Sex Heats Up Around Women's Ovulation Date
Unprotected Sex Around Ovulation Increases Chance of Pregnancy
WebMD News Archive
June 9, 2004 -- Your parents or sex education teacher may have
told you that it only takes a single act of unprotected sex to make a baby, but
new research suggests it may be much more likely than they thought.
A new study shows that sexual activity tends to peak during a
woman's most fertile time, which means the chances of becoming pregnant from a
single unprotected sex act are higher.
In the study, researchers examined patterns of sexual activity
in relationship to ovulation. They found that sex was 24% more frequent during
the most fertile days of the women's monthly cycle.
"There apparently are biological
factors promoting intercourse during a woman's six fertile days, whether she
wants a baby or not," says researcher Allen Wilcox of the National
Institute of Environmental Health Sciences in Durham, N.C., in a news
"It's not uncommon for a doctor to hear
from an unhappily pregnant patient that she and her partner had taken a chance
'just this once,'" says Wilcox. "It may be easy to dismiss such claims,
but our data suggest these women are probably telling the
The results appear in the current issue of Human
Sex Peaks During Women's Fertile Days
The study involved 68 sexually active women who kept a diary of
sexual intercourse and provided daily urine samples for three months. All of
the women were using an intrauterine device or had had a tubal ligation to
protect against pregnancy.
Previous research has shown that the five days leading up to
ovulation and the day of ovulation are the days in a woman's menstrual cycle
when she is most fertile. Increasing the frequency of sexual intercourse during
these days increases the chance of pregnancy.
Researchers say that in mammals, this fertile period is often
coordinated with intercourse through fluctuations in libido, and in some
animals, ovulation is happens as a result of intercourse. But neither of these
biological mechanisms has been established in humans.
However, this study suggests that some of those same forces of
nature may also affect the sexual behavior of men and women.
Researchers found sexual intercourse peaked just before and on
the day of ovulation among this group of women, even though they did not wish
to become pregnant. The overall frequency of sex was 24% higher on the women's
six most fertile days of the month compared with the rest of the days of the
The overall frequency of sex throughout the cycle was about
twice a week. But during the six fertile days it was about two and a half times
per week compared with slightly less than twice a week for the rest of the
"It suggests that couples who 'take a

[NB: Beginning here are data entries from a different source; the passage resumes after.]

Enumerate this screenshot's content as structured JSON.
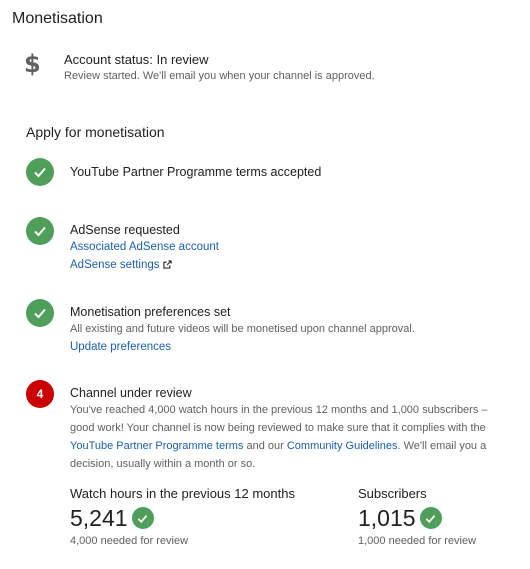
{
  "page": {
    "title": "Monetisation"
  },
  "account_status": {
    "icon": "dollar-icon",
    "title": "Account status: In review",
    "description": "Review started. We'll email you when your channel is approved."
  },
  "apply": {
    "heading": "Apply for monetisation",
    "steps": [
      {
        "status": "done",
        "title": "YouTube Partner Programme terms accepted"
      },
      {
        "status": "done",
        "title": "AdSense requested",
        "links": [
          "Associated AdSense account",
          "AdSense settings"
        ]
      },
      {
        "status": "done",
        "title": "Monetisation preferences set",
        "description": "All existing and future videos will be monetised upon channel approval.",
        "links": [
          "Update preferences"
        ]
      },
      {
        "status": "current",
        "number": "4",
        "title": "Channel under review",
        "desc_part1": "You've reached 4,000 watch hours in the previous 12 months and 1,000 subscribers – good work! Your channel is now being reviewed to make sure that it complies with the ",
        "link1": "YouTube Partner Programme terms",
        "desc_part2": " and our ",
        "link2": "Community Guidelines",
        "desc_part3": ". We'll email you a decision, usually within a month or so."
      }
    ]
  },
  "metrics": {
    "watch_hours": {
      "label": "Watch hours in the previous 12 months",
      "value": "5,241",
      "note": "4,000 needed for review"
    },
    "subscribers": {
      "label": "Subscribers",
      "value": "1,015",
      "note": "1,000 needed for review"
    }
  },
  "colors": {
    "success": "#4f9e5a",
    "alert": "#cc0000",
    "link": "#1a5fb4",
    "secondary_text": "#606060"
  }
}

chance' with unprotected intercourse have the deck stacked against them,"
says Wilcox. "Intercourse apparently does not happen randomly. It's more
likely to occur on the fertile days, even though the average woman won't know
when these days are."
Wilcox offers three possible explanations
for the findings based on previous studies:
- An increase in the woman's libido at
- An increase in the woman's sexual attractiveness due to
subtle behavioral cues from the woman or possibly due to the production of
pheromones during ovulation
- Intercourse accelerating ovulation
"It's remarkable that the biological
forces shaping this intimate aspect of human behavior have gone largely
unrecognized," says Wilcox. "In part, this may be because the effect on
intercourse is modest. But it's also because we just haven't paid much